Generations of Scots have grown up with Barr’s Irn-Bru as almost a staple feature of their daily diet. To many it was truly Scotland’s other national drink.
So when Chancellor George Osborne unveiled plans for a sugar tax in his Budget earlier this month, it was immediately branded the “Irn-Bru levy” north of the Border. It prompted immediate concerns about the impact on the manufacturer AG Barr– and whether the sacred “bru” would taste any different.
The Chancellor’s intervention came after a growing body of evidence showed the culpability of sugar and it’s derivatives like fructose in the obesity epidemic so prevalent in the UK and across the developed world. This followed a generation of health advice suggesting that saturated fat was the cause of the problem. The sight of celebrity chef Jamie Oliver, a key figure in the sugar awareness campaign, yelping with delight on television at the news seemed to mark the point when the issue crossed into the mainstream.
It prompted questions over how the drinks industry would react and just a week later reports emerged of a looming court challenge. This has since been dismissed as premature, but a similar measure has already been challenged in Scandinavia. Coca-Cola went on the offensive, insisting that the Chancellor’s measure flies in the face of international evidence which, it is claimed, does little, if anything, to reduce sugar and calorie intake or obesity levels – while adding to people’s cost of living. But firms must be wary of reputational damage in blocking a measures seen to be in the wider public interest. It remains to be seen what public backlash the alcohol industry in Scotland may face if it is successful in its legal challenge to a minimum alcohol price north of the Border.
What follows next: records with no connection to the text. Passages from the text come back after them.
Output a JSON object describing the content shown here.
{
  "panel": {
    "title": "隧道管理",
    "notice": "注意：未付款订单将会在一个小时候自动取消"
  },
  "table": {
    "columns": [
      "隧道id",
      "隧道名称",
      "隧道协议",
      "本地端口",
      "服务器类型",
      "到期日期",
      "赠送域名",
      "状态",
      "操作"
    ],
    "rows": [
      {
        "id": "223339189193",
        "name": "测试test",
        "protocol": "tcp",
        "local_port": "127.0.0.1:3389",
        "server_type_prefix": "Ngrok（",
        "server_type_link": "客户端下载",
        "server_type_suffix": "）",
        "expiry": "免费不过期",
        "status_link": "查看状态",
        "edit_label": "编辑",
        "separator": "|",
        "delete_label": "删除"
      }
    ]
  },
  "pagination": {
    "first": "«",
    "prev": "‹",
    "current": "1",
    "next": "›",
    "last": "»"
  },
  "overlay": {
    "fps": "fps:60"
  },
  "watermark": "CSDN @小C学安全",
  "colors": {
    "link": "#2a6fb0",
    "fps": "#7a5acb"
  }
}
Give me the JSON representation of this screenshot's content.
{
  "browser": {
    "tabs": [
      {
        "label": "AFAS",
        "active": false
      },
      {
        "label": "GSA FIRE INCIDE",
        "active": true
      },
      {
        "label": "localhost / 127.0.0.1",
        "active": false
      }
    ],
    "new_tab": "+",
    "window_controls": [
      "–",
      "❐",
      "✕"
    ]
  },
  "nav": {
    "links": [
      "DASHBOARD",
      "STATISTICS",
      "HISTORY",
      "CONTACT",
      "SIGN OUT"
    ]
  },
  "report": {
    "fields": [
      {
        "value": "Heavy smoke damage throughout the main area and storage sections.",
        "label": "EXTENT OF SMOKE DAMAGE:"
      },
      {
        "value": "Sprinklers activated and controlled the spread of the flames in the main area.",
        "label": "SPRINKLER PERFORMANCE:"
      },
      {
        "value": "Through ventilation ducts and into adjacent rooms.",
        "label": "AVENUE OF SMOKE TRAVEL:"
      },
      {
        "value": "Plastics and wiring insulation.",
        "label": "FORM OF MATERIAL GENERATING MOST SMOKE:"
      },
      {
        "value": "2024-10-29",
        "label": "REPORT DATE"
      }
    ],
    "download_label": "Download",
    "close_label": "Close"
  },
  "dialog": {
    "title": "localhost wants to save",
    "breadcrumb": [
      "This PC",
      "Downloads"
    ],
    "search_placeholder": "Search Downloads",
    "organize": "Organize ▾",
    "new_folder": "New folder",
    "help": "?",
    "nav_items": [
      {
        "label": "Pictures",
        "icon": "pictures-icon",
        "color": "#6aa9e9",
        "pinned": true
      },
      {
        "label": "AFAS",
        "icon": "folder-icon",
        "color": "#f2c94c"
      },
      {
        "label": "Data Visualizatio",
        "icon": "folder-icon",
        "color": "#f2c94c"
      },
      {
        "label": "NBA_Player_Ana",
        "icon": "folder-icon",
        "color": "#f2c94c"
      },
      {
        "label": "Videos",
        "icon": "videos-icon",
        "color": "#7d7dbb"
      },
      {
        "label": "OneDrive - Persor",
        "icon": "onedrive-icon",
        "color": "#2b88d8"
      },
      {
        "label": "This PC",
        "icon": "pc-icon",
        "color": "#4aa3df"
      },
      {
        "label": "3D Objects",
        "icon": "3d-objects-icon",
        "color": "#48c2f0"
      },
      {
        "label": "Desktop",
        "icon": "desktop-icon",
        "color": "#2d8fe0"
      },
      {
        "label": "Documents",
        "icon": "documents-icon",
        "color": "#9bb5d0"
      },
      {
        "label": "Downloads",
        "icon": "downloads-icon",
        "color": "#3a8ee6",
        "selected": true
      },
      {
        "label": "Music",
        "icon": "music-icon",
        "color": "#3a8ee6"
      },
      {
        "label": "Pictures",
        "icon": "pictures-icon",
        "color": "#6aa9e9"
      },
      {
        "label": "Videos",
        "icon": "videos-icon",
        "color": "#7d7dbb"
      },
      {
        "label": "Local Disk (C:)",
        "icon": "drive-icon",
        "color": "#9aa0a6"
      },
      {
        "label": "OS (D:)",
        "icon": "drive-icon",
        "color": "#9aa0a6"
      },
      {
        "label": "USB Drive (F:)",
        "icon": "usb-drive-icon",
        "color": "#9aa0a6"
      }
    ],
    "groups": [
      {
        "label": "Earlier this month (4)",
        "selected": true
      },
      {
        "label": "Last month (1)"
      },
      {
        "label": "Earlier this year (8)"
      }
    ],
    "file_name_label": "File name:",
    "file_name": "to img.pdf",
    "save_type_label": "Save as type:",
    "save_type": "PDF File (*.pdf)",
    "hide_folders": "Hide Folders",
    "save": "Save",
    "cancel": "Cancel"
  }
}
So it is welcome that Barr has ruled out joining the legal challenge which is under consideration.
The impact on Barr’s iconic Irn-Bru product is another matter. Chief executive Roger White made vague allusions to “ongoing product reformulation” and April 2018. But the firm does expect at least two-thirds of its drinks to be lower or no sugar, and escape the levy. This compares with 40 per cent at the moment, a welcome reduction in sugar levels.
The question that remains is whether the sugar tax will stop at sweet drinks or be extended to other products like sweets, yoghurts and breakfast cereals. Finland already has extra taxes on chocolate and ice cream introduced in 2011. Government health minister Professor Ivo Vlaev indicated this may be the direction to travel, admitting recently that the sugar tax may not cover enough ground. The problem with restricting it to just sugary drinks is that people turn to substitutes, he said.
Logically all products with excess sugar should be subject to the sugar tax. It may be that Scotland’s iconic confectionary and ice-cream brands may have to follow AG Barr in considering the sugar content of their products – it would be inconsistent if the government left them out of scope.